Your assignment » Check each line of the data below for the string "title", then report how many lines have it and nothing else.

Items from a dataset:
======
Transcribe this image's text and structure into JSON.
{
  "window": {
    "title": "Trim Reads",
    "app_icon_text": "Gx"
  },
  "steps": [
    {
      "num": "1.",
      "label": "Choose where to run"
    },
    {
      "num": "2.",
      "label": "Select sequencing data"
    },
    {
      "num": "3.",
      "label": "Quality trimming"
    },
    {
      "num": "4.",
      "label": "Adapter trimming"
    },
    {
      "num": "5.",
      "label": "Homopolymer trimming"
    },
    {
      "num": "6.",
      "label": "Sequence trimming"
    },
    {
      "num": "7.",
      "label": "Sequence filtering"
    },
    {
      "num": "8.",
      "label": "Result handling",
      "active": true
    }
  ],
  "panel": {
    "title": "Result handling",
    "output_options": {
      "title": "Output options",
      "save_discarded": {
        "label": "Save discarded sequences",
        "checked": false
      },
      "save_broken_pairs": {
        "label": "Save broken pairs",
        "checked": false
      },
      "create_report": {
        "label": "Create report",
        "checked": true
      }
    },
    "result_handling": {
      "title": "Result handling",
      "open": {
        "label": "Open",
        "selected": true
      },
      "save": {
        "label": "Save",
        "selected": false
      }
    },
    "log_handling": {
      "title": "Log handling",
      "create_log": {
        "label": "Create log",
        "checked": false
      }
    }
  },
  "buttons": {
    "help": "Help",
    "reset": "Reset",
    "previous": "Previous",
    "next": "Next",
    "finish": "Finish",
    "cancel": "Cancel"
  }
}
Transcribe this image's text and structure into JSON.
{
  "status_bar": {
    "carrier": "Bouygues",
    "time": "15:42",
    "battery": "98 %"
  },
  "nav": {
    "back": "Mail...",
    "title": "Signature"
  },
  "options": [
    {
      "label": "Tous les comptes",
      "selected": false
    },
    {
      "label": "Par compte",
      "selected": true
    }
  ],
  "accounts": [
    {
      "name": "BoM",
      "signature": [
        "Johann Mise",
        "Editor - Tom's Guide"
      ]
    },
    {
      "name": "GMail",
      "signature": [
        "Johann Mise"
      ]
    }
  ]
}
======
Exercise result » 6